1:30 p.m. ○ “Between Two Shores: The Heart of Angela” living-history performance by Valarie Gray Holmes, whose research informs a moving portrayal of “Angela” and her world.

 

2 p.m. ○ “American Heartbreak: American Memory and Racial Amnesia” presentation by Mark Summers, public historian for Preservation Virginia. Summers situates the commemoration of Jamestown within the civil rights struggle to acknowledge black history, revealing why “Angela’s” story is only now emerging, 400 years after she arrived at Jamestown.

3 p.m. ○ Break and opportunity to view “TENACITY” special exhibition.

3:45 p.m. ○ Panel discussion with the day’s presenters, moderated by Barbara Hamm Lee, executive producer and host of WHRV-FM’s Another View. Book signings by Dr. Miranda Kaufmann, author of Black Tudors, and Dr. Jessica Krug, author of Fugitive Modernities, will follow the panel discussion, with both books available for purchase.

Throughout the Day ○ Interpretive portrait of Angelo created ‘real-time’ by artist Austin Miles, in view of attendees and informed by ongoing presentations. A graduate of VCUarts who was first introduced to murals in 2017 while collaborating on Richmond’s first mural created by and specifically for black girls, Austin’s work embodies her own stories and aims to contribute to the conversation surrounding black female experiences.


About Jamestown Settlement

Jamestown Settlement is located on State Route 31 just southwest of Williamsburg and features expansive exhibition galleries and films that connect visitors with the lives of the Powhatan, English and west central African cultures that converged at 17th-century Jamestown, and historical interpretation in outdoor re-creations of a Powhatan Indian village, 1607 English ships and colonial fort. Jamestown Settlement is a stage for special exhibitions, events and programs in conjunction with the 2019 Commemoration, American Evolution, honoring the 400th anniversary of key historical events in Virginia in 1619. The “TENACITY: Women in Jamestown and Early Virginia” special exhibition, a legacy project of the 2019 Commemoration, explores captivating and little-known stories of Powhatan Indian, English and African women in 17th-century Virginia, and will be accompanied this year by more than a dozen public lectures, special events and performances.

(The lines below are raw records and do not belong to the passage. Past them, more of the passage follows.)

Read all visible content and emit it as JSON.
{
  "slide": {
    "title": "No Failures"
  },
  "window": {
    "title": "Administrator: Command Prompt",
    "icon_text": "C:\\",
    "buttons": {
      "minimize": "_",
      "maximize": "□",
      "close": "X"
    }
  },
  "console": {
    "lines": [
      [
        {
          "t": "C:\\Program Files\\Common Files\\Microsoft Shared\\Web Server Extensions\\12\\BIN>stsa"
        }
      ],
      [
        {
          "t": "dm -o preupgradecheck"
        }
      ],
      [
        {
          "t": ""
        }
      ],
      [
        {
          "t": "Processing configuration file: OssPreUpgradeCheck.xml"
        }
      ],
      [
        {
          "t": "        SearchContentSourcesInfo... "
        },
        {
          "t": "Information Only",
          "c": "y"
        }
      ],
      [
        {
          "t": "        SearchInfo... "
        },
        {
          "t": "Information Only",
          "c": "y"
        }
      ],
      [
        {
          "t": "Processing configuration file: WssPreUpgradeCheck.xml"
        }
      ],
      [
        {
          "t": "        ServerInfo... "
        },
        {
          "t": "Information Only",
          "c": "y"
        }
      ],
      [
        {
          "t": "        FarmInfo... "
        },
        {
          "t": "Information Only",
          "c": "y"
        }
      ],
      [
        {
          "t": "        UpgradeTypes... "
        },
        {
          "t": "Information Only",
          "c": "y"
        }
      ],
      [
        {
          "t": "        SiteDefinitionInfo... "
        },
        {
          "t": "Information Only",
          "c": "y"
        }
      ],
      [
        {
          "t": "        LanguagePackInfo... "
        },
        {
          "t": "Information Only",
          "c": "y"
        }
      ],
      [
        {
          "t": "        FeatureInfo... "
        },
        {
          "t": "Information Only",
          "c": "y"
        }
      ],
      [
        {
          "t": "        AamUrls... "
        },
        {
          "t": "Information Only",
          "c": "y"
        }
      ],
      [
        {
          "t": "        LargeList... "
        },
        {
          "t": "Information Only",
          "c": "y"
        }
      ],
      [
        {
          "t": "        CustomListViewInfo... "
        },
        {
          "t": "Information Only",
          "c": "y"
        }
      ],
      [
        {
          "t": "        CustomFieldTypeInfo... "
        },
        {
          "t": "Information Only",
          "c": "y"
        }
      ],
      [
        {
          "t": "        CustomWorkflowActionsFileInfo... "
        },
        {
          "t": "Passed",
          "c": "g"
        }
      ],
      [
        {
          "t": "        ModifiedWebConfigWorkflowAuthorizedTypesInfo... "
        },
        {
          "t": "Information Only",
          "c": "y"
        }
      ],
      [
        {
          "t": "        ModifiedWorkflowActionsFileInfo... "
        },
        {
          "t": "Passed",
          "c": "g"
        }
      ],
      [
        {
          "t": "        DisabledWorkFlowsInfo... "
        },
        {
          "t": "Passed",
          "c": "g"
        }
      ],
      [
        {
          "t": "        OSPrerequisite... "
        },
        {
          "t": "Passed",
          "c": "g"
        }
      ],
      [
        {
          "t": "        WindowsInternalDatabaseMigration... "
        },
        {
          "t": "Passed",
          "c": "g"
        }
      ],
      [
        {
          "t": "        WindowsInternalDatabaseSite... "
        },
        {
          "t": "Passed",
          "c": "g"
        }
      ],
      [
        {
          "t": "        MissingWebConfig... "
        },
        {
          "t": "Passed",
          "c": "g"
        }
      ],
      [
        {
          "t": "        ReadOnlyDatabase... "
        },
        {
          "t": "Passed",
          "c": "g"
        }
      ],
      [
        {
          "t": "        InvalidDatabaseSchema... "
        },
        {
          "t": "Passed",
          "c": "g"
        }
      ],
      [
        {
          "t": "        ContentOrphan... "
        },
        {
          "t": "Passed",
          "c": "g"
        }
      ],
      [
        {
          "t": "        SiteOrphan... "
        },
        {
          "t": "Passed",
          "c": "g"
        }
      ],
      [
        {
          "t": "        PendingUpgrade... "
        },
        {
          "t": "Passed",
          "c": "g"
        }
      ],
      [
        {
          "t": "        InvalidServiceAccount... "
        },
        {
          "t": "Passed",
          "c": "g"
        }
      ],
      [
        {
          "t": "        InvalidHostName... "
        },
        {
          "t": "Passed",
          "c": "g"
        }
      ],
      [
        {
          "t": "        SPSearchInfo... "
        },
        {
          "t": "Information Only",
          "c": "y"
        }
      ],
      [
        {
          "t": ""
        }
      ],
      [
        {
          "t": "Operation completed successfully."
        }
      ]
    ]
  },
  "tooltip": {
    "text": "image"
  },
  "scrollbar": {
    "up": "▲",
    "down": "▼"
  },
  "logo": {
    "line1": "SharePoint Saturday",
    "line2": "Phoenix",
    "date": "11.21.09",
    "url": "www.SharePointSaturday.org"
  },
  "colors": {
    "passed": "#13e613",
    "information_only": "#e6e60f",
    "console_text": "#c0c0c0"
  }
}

Registration and a separate ticket is required to attend this special daytime event. Choose from two ticket types, a $10 option that includes admission to all “Finding Angelo” seminar lectures, programs and performances or a $20 option that also includes a box lunch — museum admission is not included. Tickets can be purchased online here, by calling 757-253-5110 or 757-253-5112 or stopping by Visitor Services at Jamestown Settlement.

Open 9 a.m. to 5 p.m. daily (until 6 p.m. June 15-August 15), museum admission is $17.50 for adults, $8.25 for ages 6-12, and free for children under 6. Residents of York County, James City County and the City of Williamsburg, including College of William and Mary students, receive free admission with proof of residency. For more information, call (888) 593-4682 toll-free or (757) 253-4838.